The records below are split into lines. How many of those lines contain the string "opettaja"? Reply with the number only.

*** Begin section ***

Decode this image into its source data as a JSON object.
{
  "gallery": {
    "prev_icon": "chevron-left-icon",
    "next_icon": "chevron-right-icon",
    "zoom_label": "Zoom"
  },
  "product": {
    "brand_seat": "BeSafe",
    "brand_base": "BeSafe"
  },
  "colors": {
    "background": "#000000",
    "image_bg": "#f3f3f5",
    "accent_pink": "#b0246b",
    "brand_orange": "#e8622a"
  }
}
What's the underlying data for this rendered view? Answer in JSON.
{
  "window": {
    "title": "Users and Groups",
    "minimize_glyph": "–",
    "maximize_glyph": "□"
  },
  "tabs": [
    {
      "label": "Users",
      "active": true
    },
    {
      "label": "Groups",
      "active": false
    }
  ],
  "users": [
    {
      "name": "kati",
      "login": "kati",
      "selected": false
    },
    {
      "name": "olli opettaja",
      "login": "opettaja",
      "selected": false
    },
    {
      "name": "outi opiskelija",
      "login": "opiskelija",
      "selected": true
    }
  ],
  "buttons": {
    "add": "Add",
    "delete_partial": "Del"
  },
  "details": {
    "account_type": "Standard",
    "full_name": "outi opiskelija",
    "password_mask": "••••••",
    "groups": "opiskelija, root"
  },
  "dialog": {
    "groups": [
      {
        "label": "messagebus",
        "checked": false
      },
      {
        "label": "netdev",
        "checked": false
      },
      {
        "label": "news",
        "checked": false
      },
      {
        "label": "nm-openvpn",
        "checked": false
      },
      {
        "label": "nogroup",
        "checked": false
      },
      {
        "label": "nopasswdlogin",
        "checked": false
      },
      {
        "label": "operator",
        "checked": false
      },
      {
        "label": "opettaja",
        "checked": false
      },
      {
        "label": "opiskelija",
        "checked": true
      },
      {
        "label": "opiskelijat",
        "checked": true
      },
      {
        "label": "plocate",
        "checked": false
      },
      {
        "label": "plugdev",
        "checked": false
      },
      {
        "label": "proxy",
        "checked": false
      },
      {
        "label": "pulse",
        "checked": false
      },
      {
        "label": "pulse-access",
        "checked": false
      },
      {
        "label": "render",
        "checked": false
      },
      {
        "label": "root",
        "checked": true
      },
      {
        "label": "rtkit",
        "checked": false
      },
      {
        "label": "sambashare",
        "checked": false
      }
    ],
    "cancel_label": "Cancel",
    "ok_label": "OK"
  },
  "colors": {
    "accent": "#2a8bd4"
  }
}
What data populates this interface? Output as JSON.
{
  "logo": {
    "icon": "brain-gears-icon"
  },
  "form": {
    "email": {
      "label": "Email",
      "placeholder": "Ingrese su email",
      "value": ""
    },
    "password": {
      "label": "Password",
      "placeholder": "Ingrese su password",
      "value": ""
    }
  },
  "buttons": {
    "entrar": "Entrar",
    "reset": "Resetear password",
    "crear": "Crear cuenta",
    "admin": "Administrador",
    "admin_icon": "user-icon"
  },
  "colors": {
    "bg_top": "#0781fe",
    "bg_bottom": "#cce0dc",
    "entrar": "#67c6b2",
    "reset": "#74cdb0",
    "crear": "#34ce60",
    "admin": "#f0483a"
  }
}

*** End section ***

### Exercise answer
3